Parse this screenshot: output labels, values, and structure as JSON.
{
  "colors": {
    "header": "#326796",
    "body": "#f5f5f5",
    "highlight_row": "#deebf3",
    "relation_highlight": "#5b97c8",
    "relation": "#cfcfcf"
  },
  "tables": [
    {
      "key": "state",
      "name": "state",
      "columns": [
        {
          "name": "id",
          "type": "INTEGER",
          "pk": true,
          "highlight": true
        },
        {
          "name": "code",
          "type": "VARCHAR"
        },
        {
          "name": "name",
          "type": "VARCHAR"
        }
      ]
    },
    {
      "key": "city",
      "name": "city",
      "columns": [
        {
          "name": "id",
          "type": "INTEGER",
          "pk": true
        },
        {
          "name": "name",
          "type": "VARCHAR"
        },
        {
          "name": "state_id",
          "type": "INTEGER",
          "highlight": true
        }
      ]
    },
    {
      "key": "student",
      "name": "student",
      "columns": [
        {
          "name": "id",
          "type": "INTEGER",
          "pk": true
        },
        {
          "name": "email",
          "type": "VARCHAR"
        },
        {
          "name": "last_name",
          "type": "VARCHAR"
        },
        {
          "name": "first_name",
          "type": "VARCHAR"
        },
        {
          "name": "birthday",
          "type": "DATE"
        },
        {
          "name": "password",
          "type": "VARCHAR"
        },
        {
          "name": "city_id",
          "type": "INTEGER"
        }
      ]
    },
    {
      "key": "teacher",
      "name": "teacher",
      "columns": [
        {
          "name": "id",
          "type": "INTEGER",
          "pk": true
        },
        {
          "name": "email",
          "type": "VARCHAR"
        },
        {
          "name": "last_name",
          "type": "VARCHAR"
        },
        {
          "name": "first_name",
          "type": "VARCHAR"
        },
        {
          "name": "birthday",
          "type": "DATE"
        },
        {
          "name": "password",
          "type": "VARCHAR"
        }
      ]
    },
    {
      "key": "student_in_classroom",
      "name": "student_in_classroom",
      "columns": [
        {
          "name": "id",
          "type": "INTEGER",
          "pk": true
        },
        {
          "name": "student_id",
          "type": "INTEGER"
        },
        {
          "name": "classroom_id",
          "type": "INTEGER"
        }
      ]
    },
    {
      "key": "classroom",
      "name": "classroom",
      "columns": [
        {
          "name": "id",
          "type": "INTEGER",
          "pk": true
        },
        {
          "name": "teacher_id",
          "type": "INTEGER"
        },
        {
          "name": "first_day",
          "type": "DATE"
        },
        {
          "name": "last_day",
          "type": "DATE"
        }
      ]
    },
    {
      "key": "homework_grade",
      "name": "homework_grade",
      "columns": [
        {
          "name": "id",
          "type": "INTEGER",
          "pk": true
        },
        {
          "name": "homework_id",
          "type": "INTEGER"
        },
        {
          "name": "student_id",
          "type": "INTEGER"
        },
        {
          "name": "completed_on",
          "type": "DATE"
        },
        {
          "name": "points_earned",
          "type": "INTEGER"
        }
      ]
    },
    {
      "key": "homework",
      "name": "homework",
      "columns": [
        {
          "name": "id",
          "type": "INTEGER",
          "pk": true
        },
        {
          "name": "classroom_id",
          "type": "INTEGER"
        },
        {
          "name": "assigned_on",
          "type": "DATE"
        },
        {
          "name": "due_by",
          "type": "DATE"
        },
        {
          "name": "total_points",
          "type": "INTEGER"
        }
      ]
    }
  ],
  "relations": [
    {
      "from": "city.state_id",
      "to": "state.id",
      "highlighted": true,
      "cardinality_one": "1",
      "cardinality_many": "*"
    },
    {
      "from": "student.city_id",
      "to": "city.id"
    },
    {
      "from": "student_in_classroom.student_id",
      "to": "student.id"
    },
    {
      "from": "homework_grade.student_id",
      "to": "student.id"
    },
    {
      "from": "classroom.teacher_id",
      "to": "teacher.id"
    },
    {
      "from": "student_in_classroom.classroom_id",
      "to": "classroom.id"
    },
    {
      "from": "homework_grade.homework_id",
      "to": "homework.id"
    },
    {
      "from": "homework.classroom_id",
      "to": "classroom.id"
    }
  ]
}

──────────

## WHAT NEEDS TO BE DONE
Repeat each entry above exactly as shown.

## OUTPUT OF THE TASK
Parse this screenshot: output labels, values, and structure as JSON.
{
  "colors": {
    "header": "#326796",
    "body": "#f5f5f5",
    "highlight_row": "#deebf3",
    "relation_highlight": "#5b97c8",
    "relation": "#cfcfcf"
  },
  "tables": [
    {
      "key": "state",
      "name": "state",
      "columns": [
        {
          "name": "id",
          "type": "INTEGER",
          "pk": true,
          "highlight": true
        },
        {
          "name": "code",
          "type": "VARCHAR"
        },
        {
          "name": "name",
          "type": "VARCHAR"
        }
      ]
    },
    {
      "key": "city",
      "name": "city",
      "columns": [
        {
          "name": "id",
          "type": "INTEGER",
          "pk": true
        },
        {
          "name": "name",
          "type": "VARCHAR"
        },
        {
          "name": "state_id",
          "type": "INTEGER",
          "highlight": true
        }
      ]
    },
    {
      "key": "student",
      "name": "student",
      "columns": [
        {
          "name": "id",
          "type": "INTEGER",
          "pk": true
        },
        {
          "name": "email",
          "type": "VARCHAR"
        },
        {
          "name": "last_name",
          "type": "VARCHAR"
        },
        {
          "name": "first_name",
          "type": "VARCHAR"
        },
        {
          "name": "birthday",
          "type": "DATE"
        },
        {
          "name": "password",
          "type": "VARCHAR"
        },
        {
          "name": "city_id",
          "type": "INTEGER"
        }
      ]
    },
    {
      "key": "teacher",
      "name": "teacher",
      "columns": [
        {
          "name": "id",
          "type": "INTEGER",
          "pk": true
        },
        {
          "name": "email",
          "type": "VARCHAR"
        },
        {
          "name": "last_name",
          "type": "VARCHAR"
        },
        {
          "name": "first_name",
          "type": "VARCHAR"
        },
        {
          "name": "birthday",
          "type": "DATE"
        },
        {
          "name": "password",
          "type": "VARCHAR"
        }
      ]
    },
    {
      "key": "student_in_classroom",
      "name": "student_in_classroom",
      "columns": [
        {
          "name": "id",
          "type": "INTEGER",
          "pk": true
        },
        {
          "name": "student_id",
          "type": "INTEGER"
        },
        {
          "name": "classroom_id",
          "type": "INTEGER"
        }
      ]
    },
    {
      "key": "classroom",
      "name": "classroom",
      "columns": [
        {
          "name": "id",
          "type": "INTEGER",
          "pk": true
        },
        {
          "name": "teacher_id",
          "type": "INTEGER"
        },
        {
          "name": "first_day",
          "type": "DATE"
        },
        {
          "name": "last_day",
          "type": "DATE"
        }
      ]
    },
    {
      "key": "homework_grade",
      "name": "homework_grade",
      "columns": [
        {
          "name": "id",
          "type": "INTEGER",
          "pk": true
        },
        {
          "name": "homework_id",
          "type": "INTEGER"
        },
        {
          "name": "student_id",
          "type": "INTEGER"
        },
        {
          "name": "completed_on",
          "type": "DATE"
        },
        {
          "name": "points_earned",
          "type": "INTEGER"
        }
      ]
    },
    {
      "key": "homework",
      "name": "homework",
      "columns": [
        {
          "name": "id",
          "type": "INTEGER",
          "pk": true
        },
        {
          "name": "classroom_id",
          "type": "INTEGER"
        },
        {
          "name": "assigned_on",
          "type": "DATE"
        },
        {
          "name": "due_by",
          "type": "DATE"
        },
        {
          "name": "total_points",
          "type": "INTEGER"
        }
      ]
    }
  ],
  "relations": [
    {
      "from": "city.state_id",
      "to": "state.id",
      "highlighted": true,
      "cardinality_one": "1",
      "cardinality_many": "*"
    },
    {
      "from": "student.city_id",
      "to": "city.id"
    },
    {
      "from": "student_in_classroom.student_id",
      "to": "student.id"
    },
    {
      "from": "homework_grade.student_id",
      "to": "student.id"
    },
    {
      "from": "classroom.teacher_id",
      "to": "teacher.id"
    },
    {
      "from": "student_in_classroom.classroom_id",
      "to": "classroom.id"
    },
    {
      "from": "homework_grade.homework_id",
      "to": "homework.id"
    },
    {
      "from": "homework.classroom_id",
      "to": "classroom.id"
    }
  ]
}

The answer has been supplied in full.